What is Lottery?

Lottery is a form of gambling in which numbers are drawn at random to determine a prize. The practice is used for a variety of purposes, including assigning property, filling positions in sports teams among equally competing players, and placing students in schools or colleges. In addition, lottery is a process that can be used to make decisions when resources are scarce. The first recorded lottery took place in the Low Countries in the 15th century to raise funds for town fortifications and the poor. The lottery also appears in many ancient texts, including biblical ones such as Numbers 26:55-56) and a passage in the Chinese Book of Songs (2nd millennium BC) describing “the drawing of wood.”

Although the idea behind lottery is quite simple, the mechanics are complex. There are a number of different types of lotteries, each with its own rules and regulations. The most common type is the state-run lottery, in which a fixed amount of money — usually a sum of money or goods — is awarded to one or more winners. In addition to a fixed prize pool, some lotteries also include special jackpots or other bonus prizes.

People have always loved to gamble, and the lure of a large jackpot is very appealing. Lotteries play on this basic human impulse, dangling the promise of instant wealth in front of consumers. The fact that a lottery is a game of chance also increases its appeal.

However, despite the widespread popularity of lottery games, there are some concerns about their effects on society. These concerns range from alleged compulsive gambling to regressive impacts on lower-income populations. These issues are fuelling a continuing evolution of lottery practices.

Some states have banned the lottery altogether, while others have limited it to certain games and/or demographic groups. In the latter case, the state may require that those seeking to participate must pay a small fee for the right to be eligible for a prize. A state’s decision to ban or limit the lottery can have serious economic consequences for local communities and individual players.

The odds of winning a lottery vary depending on the type of game, the prize, and how many tickets are sold. The prize money is generally a percentage of the total value of all tickets sold, and in some cases is predetermined before the lottery starts. Many states also deduct the cost of promotions, taxes, and other expenses from the total prize pool.

If you want to maximize your chances of winning, avoid playing numbers that have sentimental value, such as those associated with your birthday or home address. These numbers tend to repeat, which will reduce your chances of winning. Instead, try picking numbers that don’t appear close together and have a wide range of frequencies.
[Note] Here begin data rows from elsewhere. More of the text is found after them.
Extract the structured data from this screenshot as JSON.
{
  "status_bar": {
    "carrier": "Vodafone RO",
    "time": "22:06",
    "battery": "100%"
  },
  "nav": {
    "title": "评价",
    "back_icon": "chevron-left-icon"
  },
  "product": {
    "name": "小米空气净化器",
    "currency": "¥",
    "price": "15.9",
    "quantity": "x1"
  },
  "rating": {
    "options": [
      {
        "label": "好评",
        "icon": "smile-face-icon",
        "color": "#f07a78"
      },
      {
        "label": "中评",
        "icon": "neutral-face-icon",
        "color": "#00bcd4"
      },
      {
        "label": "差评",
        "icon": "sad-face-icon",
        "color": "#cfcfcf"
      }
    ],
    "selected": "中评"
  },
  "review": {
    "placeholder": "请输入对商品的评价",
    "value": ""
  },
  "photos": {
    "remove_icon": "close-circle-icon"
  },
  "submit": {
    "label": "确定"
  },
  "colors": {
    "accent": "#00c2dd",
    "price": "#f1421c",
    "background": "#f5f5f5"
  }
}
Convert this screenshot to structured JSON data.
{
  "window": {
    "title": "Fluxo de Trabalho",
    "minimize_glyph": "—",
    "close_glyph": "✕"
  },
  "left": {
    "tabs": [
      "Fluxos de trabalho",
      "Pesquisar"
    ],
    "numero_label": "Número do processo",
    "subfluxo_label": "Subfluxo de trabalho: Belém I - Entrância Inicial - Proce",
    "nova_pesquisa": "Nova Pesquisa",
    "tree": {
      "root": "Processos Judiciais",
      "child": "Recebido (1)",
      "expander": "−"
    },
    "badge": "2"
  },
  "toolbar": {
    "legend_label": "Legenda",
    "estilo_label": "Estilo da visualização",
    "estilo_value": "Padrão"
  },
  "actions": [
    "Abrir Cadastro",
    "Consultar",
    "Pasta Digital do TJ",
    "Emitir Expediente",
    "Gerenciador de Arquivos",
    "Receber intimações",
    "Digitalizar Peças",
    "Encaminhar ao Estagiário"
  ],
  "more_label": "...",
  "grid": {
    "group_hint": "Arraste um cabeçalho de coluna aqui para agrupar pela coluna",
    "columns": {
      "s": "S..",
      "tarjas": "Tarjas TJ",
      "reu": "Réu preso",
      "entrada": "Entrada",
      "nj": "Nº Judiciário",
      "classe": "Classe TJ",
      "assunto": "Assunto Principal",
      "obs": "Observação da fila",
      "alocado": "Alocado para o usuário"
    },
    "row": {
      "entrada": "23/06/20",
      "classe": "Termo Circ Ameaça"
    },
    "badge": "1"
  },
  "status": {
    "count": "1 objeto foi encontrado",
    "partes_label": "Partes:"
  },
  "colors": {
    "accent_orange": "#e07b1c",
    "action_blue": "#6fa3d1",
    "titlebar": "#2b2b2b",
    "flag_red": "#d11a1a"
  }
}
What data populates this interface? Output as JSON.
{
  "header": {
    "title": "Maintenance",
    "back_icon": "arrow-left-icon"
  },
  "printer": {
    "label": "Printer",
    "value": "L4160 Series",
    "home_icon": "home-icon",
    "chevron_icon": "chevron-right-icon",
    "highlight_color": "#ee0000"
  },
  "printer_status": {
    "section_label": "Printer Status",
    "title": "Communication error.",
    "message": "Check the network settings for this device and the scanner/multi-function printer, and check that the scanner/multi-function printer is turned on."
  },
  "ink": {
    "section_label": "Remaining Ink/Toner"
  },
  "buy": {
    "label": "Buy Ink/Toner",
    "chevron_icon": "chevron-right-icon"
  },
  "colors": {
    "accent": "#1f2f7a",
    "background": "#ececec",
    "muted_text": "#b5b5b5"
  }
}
In addition, consider purchasing more than one ticket. This will decrease the competition and increase your chances of hitting the jackpot. It’s also a good idea to choose a less popular game, as this will also improve your odds of winning.